**LISTED RECORDS:**

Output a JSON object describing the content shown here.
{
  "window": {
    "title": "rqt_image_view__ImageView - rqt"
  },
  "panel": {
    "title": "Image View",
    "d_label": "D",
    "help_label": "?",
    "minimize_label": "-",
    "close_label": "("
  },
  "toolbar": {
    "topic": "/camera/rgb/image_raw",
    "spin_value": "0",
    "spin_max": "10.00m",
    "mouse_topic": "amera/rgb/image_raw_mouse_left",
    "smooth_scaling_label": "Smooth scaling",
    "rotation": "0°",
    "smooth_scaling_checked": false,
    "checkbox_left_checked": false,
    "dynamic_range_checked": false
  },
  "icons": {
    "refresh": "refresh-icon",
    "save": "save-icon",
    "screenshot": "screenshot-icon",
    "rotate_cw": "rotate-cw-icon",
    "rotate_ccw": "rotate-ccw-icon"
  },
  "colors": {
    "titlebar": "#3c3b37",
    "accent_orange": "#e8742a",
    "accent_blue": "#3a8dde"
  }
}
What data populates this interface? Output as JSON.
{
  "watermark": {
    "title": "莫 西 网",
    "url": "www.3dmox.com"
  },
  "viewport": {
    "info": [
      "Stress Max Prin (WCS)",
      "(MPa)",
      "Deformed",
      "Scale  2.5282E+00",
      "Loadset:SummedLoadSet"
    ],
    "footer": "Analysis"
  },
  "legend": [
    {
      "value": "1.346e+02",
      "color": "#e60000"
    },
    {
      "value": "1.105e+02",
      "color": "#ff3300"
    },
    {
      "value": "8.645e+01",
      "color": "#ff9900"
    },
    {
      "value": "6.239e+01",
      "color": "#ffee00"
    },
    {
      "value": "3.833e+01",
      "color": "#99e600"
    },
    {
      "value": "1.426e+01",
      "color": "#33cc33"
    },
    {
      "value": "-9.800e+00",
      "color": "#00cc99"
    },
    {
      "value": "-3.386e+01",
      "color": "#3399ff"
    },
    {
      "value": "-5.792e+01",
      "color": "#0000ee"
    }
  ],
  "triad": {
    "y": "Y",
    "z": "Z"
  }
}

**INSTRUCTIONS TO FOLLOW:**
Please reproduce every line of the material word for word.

**REPLY TO THE TASK:**
Output a JSON object describing the content shown here.
{
  "window": {
    "title": "rqt_image_view__ImageView - rqt"
  },
  "panel": {
    "title": "Image View",
    "d_label": "D",
    "help_label": "?",
    "minimize_label": "-",
    "close_label": "("
  },
  "toolbar": {
    "topic": "/camera/rgb/image_raw",
    "spin_value": "0",
    "spin_max": "10.00m",
    "mouse_topic": "amera/rgb/image_raw_mouse_left",
    "smooth_scaling_label": "Smooth scaling",
    "rotation": "0°",
    "smooth_scaling_checked": false,
    "checkbox_left_checked": false,
    "dynamic_range_checked": false
  },
  "icons": {
    "refresh": "refresh-icon",
    "save": "save-icon",
    "screenshot": "screenshot-icon",
    "rotate_cw": "rotate-cw-icon",
    "rotate_ccw": "rotate-ccw-icon"
  },
  "colors": {
    "titlebar": "#3c3b37",
    "accent_orange": "#e8742a",
    "accent_blue": "#3a8dde"
  }
}
What data populates this interface? Output as JSON.
{
  "watermark": {
    "title": "莫 西 网",
    "url": "www.3dmox.com"
  },
  "viewport": {
    "info": [
      "Stress Max Prin (WCS)",
      "(MPa)",
      "Deformed",
      "Scale  2.5282E+00",
      "Loadset:SummedLoadSet"
    ],
    "footer": "Analysis"
  },
  "legend": [
    {
      "value": "1.346e+02",
      "color": "#e60000"
    },
    {
      "value": "1.105e+02",
      "color": "#ff3300"
    },
    {
      "value": "8.645e+01",
      "color": "#ff9900"
    },
    {
      "value": "6.239e+01",
      "color": "#ffee00"
    },
    {
      "value": "3.833e+01",
      "color": "#99e600"
    },
    {
      "value": "1.426e+01",
      "color": "#33cc33"
    },
    {
      "value": "-9.800e+00",
      "color": "#00cc99"
    },
    {
      "value": "-3.386e+01",
      "color": "#3399ff"
    },
    {
      "value": "-5.792e+01",
      "color": "#0000ee"
    }
  ],
  "triad": {
    "y": "Y",
    "z": "Z"
  }
}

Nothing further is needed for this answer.